## Exercise directions:
Copy, from the material below, each line where "shape" shows up.

## Information provided:
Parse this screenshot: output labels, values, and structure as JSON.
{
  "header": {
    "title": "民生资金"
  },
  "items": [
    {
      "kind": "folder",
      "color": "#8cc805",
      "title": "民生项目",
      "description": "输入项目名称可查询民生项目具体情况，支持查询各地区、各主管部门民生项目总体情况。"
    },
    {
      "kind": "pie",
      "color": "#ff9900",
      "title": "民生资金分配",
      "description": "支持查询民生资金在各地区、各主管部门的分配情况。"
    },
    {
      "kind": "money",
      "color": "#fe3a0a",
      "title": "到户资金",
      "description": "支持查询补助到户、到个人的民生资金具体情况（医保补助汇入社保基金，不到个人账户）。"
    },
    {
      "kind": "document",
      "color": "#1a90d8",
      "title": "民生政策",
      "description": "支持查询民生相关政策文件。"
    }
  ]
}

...

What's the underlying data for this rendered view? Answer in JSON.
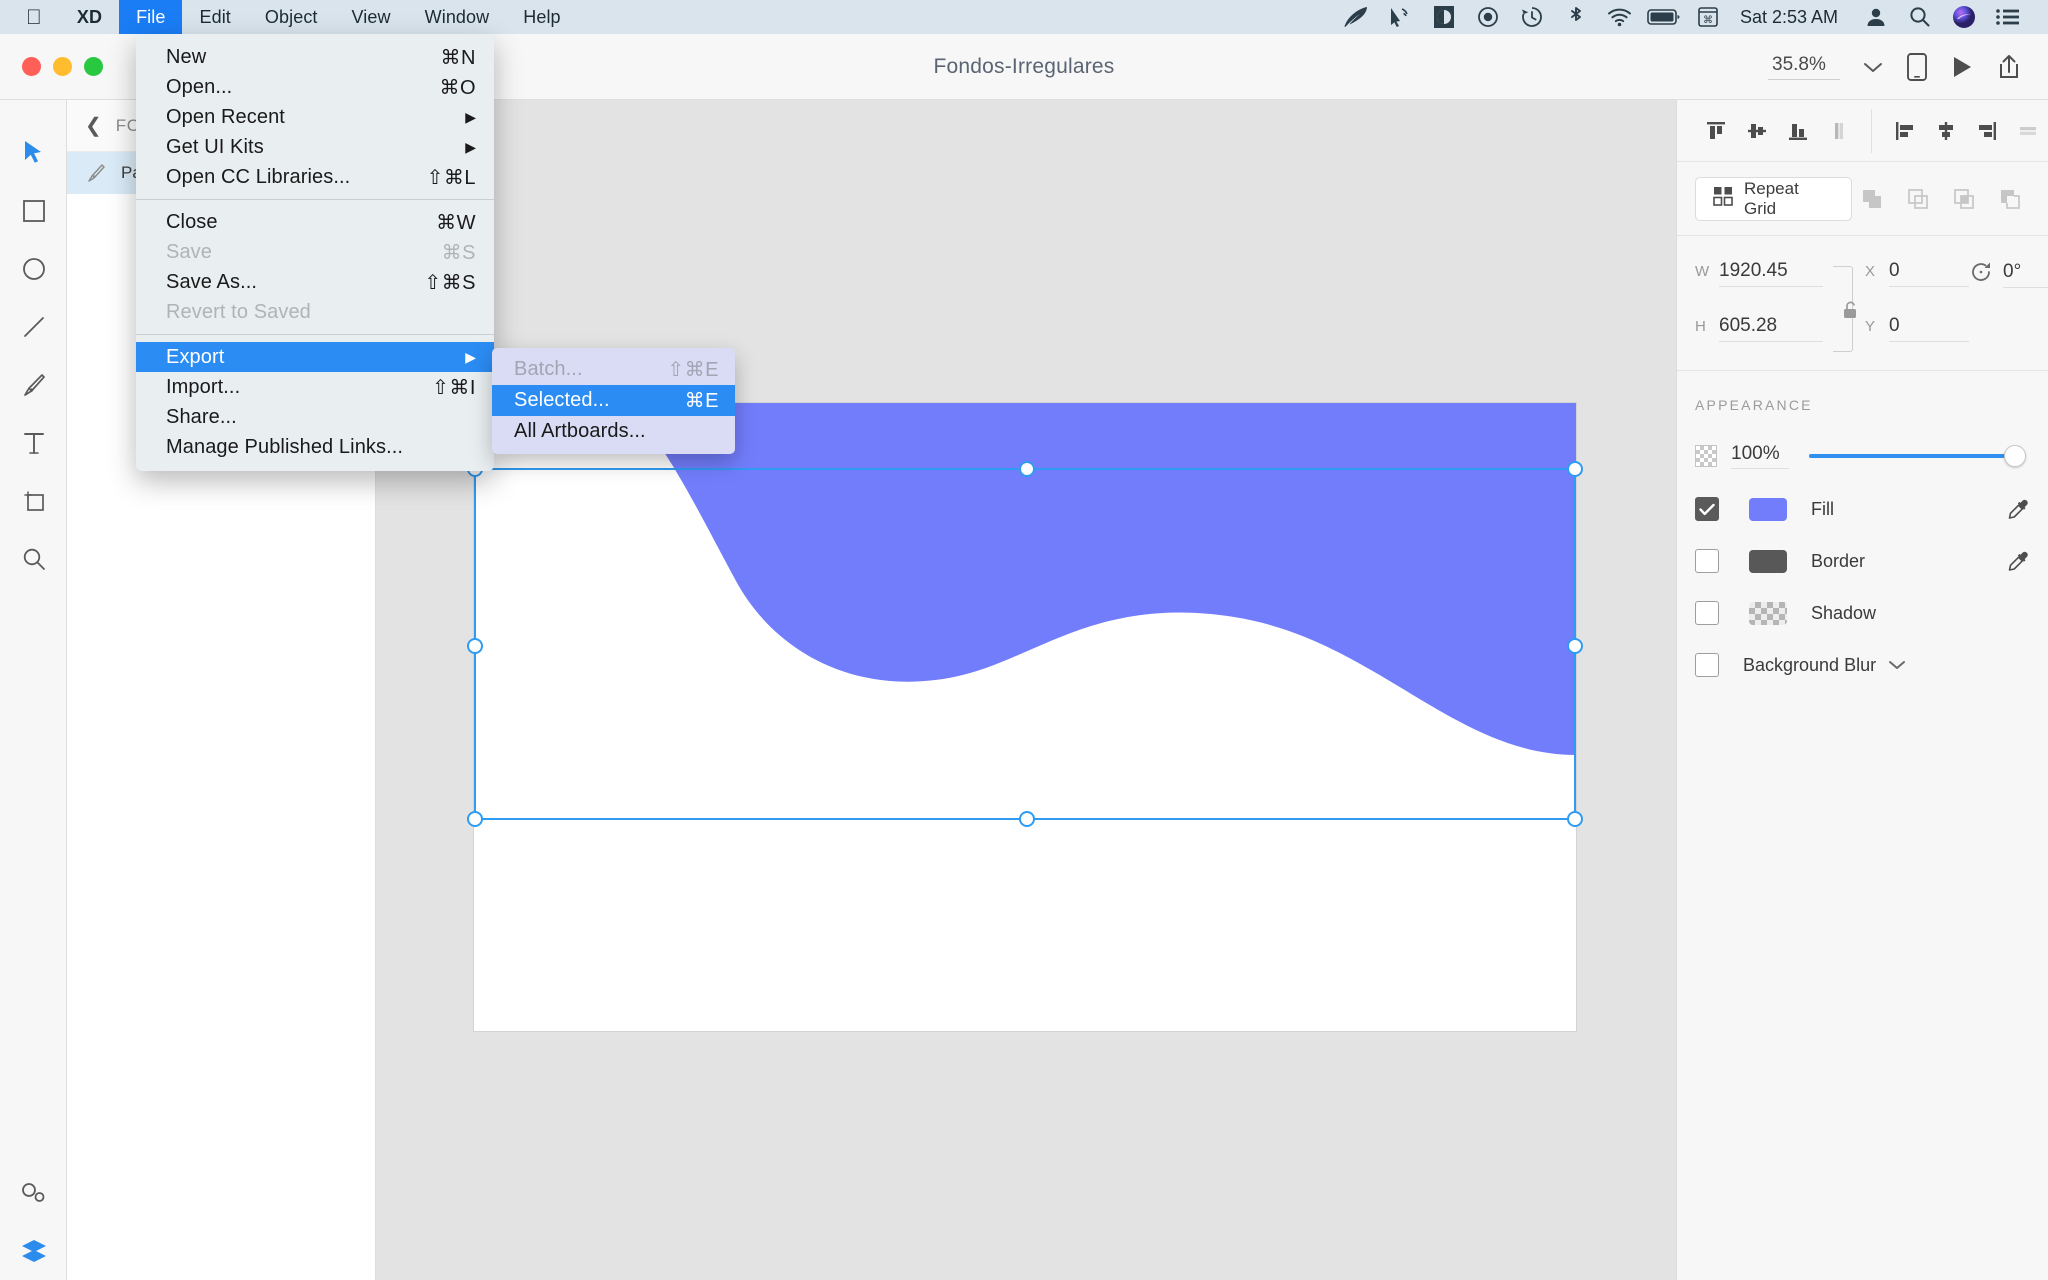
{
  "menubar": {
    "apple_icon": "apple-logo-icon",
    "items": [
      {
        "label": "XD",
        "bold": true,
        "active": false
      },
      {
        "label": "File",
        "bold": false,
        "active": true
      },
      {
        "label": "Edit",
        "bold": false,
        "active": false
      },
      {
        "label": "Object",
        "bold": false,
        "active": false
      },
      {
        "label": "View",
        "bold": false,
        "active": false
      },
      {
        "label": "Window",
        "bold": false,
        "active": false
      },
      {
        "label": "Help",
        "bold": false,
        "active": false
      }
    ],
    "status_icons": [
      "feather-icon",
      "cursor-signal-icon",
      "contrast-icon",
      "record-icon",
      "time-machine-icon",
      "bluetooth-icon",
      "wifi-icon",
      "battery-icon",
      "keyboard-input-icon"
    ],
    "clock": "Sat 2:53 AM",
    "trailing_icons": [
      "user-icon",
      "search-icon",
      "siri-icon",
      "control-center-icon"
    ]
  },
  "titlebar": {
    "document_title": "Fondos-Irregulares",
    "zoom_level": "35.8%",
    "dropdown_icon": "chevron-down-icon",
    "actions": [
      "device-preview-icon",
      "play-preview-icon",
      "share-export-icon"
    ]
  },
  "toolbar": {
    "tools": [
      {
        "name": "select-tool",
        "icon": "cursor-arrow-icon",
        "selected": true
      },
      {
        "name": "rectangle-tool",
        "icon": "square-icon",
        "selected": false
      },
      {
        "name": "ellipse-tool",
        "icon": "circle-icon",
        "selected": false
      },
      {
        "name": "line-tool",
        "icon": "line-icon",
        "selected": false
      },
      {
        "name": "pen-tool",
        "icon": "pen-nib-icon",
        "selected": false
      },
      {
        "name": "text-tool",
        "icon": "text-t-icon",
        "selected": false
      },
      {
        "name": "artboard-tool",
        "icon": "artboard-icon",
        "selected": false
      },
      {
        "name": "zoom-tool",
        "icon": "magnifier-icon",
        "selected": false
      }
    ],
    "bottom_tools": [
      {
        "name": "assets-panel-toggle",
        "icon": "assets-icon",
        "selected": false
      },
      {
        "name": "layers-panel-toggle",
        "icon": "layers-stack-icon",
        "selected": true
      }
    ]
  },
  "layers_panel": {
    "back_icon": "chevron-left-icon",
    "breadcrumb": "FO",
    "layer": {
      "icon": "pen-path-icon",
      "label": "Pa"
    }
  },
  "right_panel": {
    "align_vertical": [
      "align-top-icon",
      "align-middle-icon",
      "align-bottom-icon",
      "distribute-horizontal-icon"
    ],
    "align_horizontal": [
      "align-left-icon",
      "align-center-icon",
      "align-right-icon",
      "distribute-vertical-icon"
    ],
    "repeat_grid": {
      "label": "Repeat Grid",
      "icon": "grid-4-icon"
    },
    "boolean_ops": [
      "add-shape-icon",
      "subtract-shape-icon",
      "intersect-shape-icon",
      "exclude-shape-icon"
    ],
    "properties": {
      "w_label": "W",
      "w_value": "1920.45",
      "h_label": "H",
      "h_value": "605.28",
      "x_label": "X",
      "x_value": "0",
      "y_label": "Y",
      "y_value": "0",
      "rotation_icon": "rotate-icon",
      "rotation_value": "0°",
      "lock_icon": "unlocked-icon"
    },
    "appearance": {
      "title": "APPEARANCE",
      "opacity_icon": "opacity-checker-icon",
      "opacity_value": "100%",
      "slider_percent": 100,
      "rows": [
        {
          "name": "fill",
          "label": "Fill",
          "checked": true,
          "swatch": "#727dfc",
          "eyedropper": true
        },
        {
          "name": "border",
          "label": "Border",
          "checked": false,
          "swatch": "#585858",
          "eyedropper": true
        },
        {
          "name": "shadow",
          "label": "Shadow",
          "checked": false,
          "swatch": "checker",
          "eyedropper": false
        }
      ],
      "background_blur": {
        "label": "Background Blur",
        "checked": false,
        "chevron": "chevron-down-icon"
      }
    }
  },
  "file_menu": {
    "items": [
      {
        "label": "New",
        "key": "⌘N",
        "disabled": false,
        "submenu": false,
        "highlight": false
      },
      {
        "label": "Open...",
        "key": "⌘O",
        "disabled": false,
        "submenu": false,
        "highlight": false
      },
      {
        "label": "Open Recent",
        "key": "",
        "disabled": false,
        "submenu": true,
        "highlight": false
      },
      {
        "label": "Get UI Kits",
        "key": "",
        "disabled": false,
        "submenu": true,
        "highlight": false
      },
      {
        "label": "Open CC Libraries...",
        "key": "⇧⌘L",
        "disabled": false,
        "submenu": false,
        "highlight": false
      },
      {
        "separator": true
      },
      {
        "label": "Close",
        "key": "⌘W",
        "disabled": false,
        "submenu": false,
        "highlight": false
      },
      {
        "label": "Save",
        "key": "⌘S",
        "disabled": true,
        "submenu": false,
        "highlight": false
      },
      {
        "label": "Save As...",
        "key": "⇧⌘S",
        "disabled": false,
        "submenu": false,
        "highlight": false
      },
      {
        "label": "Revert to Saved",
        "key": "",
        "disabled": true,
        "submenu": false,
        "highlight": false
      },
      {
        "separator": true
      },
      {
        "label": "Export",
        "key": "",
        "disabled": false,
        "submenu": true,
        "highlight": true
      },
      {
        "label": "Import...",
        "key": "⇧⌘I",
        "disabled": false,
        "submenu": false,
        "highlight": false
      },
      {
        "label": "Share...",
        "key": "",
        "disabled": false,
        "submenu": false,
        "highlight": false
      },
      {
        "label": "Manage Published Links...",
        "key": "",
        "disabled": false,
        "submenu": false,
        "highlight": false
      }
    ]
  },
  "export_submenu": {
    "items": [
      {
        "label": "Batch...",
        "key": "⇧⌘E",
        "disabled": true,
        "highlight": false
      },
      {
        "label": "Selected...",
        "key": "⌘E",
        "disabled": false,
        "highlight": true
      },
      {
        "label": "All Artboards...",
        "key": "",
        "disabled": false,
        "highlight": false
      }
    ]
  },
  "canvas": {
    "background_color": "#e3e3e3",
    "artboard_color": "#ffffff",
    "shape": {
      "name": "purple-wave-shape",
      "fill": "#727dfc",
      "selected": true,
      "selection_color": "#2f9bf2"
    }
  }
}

## Exercise output:
      "add-shape-icon",
      "subtract-shape-icon",
      "intersect-shape-icon",
      "exclude-shape-icon"
    "shape": {
      "name": "purple-wave-shape",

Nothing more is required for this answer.